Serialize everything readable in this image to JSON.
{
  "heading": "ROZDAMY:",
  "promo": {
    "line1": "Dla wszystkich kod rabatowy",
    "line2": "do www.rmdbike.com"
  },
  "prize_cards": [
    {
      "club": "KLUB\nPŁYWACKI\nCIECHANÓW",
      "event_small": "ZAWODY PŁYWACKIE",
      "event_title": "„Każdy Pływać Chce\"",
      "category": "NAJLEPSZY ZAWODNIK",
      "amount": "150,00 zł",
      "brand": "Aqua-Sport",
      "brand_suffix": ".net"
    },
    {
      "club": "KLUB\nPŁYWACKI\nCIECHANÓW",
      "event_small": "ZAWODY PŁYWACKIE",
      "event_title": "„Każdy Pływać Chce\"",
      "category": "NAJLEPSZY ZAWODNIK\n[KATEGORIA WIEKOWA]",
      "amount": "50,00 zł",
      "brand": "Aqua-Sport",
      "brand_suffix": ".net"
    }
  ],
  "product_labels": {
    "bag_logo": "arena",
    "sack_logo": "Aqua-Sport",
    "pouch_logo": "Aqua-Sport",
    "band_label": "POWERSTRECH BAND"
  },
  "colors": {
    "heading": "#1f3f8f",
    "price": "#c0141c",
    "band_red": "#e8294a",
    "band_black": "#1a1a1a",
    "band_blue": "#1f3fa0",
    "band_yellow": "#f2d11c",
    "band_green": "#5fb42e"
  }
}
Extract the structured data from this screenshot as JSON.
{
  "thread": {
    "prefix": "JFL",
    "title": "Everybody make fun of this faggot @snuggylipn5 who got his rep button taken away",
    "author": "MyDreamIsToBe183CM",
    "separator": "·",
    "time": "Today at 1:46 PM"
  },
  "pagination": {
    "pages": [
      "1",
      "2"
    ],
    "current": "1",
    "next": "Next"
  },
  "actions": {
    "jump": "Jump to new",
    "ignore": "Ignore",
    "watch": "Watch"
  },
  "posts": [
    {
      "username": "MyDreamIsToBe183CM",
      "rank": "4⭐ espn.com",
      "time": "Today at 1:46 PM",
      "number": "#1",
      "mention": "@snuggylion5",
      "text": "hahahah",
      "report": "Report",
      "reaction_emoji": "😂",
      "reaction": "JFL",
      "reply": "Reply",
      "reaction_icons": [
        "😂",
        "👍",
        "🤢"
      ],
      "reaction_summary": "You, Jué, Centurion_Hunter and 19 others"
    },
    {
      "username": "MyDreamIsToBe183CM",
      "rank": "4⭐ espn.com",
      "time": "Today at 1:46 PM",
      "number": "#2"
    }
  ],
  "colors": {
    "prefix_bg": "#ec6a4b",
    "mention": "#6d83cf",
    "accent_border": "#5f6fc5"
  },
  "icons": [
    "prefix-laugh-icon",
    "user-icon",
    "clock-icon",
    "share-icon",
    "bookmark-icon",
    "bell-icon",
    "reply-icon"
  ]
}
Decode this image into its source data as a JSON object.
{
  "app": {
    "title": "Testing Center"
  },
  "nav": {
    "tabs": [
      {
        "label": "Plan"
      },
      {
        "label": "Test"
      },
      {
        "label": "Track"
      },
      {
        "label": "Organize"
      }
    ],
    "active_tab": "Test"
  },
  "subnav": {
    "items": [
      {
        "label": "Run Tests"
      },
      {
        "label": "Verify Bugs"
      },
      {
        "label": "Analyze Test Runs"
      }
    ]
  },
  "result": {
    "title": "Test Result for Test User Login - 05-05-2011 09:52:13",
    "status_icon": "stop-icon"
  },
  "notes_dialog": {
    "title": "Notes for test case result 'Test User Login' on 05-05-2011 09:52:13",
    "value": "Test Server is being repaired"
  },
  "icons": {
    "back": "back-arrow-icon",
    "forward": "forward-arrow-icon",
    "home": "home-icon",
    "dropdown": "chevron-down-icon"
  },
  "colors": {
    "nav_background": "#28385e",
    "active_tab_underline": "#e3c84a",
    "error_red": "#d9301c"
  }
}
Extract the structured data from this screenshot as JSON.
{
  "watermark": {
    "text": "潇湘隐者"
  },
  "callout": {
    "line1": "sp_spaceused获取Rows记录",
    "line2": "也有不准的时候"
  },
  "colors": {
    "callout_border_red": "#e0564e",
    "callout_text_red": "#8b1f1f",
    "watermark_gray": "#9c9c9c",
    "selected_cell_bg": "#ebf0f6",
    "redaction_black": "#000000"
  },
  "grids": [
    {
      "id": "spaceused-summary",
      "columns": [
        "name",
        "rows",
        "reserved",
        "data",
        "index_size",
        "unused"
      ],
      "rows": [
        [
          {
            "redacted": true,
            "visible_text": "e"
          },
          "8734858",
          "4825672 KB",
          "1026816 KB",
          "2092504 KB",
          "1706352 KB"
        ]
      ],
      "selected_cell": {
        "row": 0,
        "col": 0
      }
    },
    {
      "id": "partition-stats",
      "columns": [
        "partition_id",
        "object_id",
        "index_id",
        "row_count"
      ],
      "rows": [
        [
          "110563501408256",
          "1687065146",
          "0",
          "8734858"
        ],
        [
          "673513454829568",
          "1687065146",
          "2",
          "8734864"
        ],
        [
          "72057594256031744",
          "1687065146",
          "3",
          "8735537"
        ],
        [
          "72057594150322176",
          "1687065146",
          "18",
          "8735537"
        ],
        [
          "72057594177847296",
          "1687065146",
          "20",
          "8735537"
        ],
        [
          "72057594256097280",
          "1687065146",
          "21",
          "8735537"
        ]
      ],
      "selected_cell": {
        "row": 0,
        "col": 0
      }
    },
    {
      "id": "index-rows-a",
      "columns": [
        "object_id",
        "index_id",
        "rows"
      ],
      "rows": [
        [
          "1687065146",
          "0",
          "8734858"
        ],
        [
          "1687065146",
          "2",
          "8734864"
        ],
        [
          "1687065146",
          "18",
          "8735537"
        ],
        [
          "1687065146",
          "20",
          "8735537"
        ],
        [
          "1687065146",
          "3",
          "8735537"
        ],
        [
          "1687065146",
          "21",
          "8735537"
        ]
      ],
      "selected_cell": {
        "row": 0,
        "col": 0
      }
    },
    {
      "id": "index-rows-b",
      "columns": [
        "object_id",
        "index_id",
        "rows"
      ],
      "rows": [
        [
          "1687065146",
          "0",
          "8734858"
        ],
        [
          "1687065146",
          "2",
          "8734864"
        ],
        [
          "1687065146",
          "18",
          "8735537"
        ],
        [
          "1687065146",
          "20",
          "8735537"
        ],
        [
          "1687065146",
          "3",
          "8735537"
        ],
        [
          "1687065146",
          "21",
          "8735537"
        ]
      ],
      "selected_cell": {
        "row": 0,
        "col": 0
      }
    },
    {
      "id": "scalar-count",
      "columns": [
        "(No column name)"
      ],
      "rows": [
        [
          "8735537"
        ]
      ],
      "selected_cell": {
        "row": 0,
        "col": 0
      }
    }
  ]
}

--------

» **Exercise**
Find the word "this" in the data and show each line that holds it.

» **Answer for the task**
Serialize everything readable in this image to JSON.
Extract the structured data from this screenshot as JSON.
    "title": "Everybody make fun of this faggot @snuggylipn5 who got his rep button taken away",
Decode this image into its source data as a JSON object.
Extract the structured data from this screenshot as JSON.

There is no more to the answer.